**ASSIGNMENT**
If a line in the listing contains "Control", copy it out whole.

**GIVEN DATA**
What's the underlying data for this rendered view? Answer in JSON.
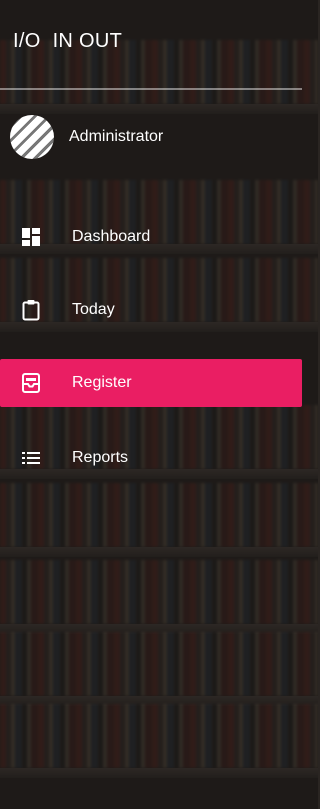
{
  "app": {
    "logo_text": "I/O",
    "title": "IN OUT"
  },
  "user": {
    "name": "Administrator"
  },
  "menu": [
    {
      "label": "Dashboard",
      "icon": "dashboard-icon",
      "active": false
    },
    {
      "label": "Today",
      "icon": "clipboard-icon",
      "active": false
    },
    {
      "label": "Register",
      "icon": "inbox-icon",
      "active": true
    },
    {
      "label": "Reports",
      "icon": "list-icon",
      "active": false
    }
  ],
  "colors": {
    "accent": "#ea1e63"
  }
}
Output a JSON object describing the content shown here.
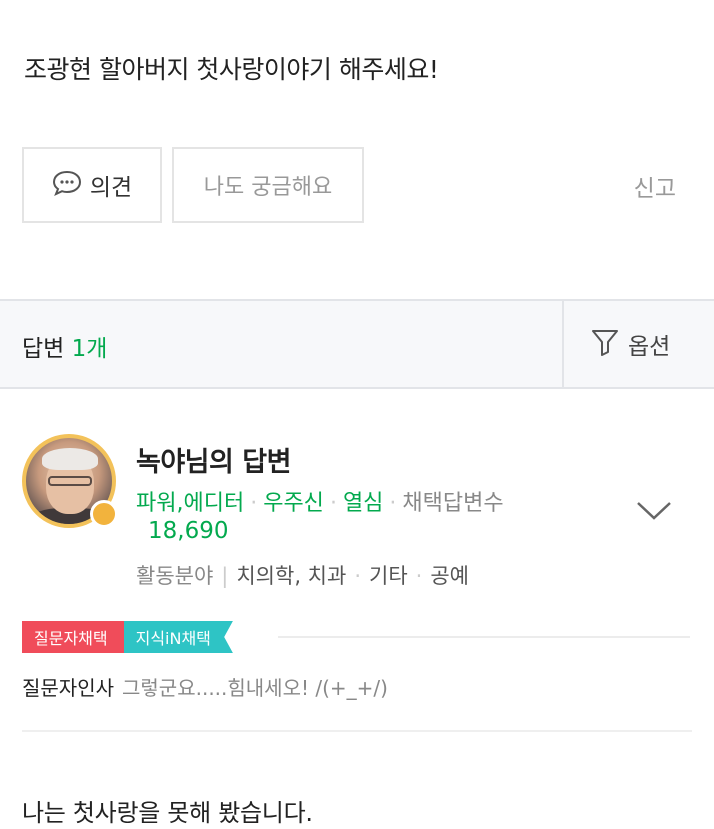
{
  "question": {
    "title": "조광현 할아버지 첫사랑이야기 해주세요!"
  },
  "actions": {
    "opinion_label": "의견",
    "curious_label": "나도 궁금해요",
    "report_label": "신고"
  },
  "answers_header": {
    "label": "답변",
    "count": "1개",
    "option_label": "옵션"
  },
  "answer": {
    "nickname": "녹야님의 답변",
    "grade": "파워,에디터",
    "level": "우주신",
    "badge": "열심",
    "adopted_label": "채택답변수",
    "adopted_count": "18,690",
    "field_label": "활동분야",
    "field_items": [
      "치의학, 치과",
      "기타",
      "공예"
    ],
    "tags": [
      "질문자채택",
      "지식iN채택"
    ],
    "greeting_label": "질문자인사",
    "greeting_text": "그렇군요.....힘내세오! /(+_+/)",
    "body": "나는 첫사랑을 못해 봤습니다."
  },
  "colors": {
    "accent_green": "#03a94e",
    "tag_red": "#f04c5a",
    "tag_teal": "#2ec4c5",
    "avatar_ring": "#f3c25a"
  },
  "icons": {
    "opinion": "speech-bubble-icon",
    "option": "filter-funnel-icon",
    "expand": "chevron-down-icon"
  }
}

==

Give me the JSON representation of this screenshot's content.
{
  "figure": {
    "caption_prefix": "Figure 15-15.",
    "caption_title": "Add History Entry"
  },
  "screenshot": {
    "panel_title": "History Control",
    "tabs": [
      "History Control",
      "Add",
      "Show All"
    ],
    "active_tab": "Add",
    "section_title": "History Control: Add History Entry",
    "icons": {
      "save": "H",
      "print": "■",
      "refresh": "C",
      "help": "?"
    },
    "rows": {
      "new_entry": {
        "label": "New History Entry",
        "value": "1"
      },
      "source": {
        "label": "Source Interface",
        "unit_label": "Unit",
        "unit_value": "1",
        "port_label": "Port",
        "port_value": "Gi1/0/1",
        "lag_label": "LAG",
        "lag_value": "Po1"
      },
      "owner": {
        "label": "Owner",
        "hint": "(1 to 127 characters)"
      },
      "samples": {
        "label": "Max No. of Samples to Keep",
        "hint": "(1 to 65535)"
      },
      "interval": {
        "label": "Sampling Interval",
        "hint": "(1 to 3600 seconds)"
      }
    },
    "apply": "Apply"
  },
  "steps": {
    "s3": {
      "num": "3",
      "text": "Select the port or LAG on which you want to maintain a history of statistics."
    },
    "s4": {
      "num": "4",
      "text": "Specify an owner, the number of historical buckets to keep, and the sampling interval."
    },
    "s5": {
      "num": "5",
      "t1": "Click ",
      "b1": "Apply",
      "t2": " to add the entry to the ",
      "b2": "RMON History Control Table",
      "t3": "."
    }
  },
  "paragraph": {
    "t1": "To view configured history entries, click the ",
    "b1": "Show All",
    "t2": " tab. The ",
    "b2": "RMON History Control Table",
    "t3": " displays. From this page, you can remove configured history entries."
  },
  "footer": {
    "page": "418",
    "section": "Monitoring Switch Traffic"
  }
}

**OUTPUT OF THE EXERCISE**
    "panel_title": "History Control",
      "History Control",
    "section_title": "History Control: Add History Entry",
      "b2": "RMON History Control Table",
    "b2": "RMON History Control Table",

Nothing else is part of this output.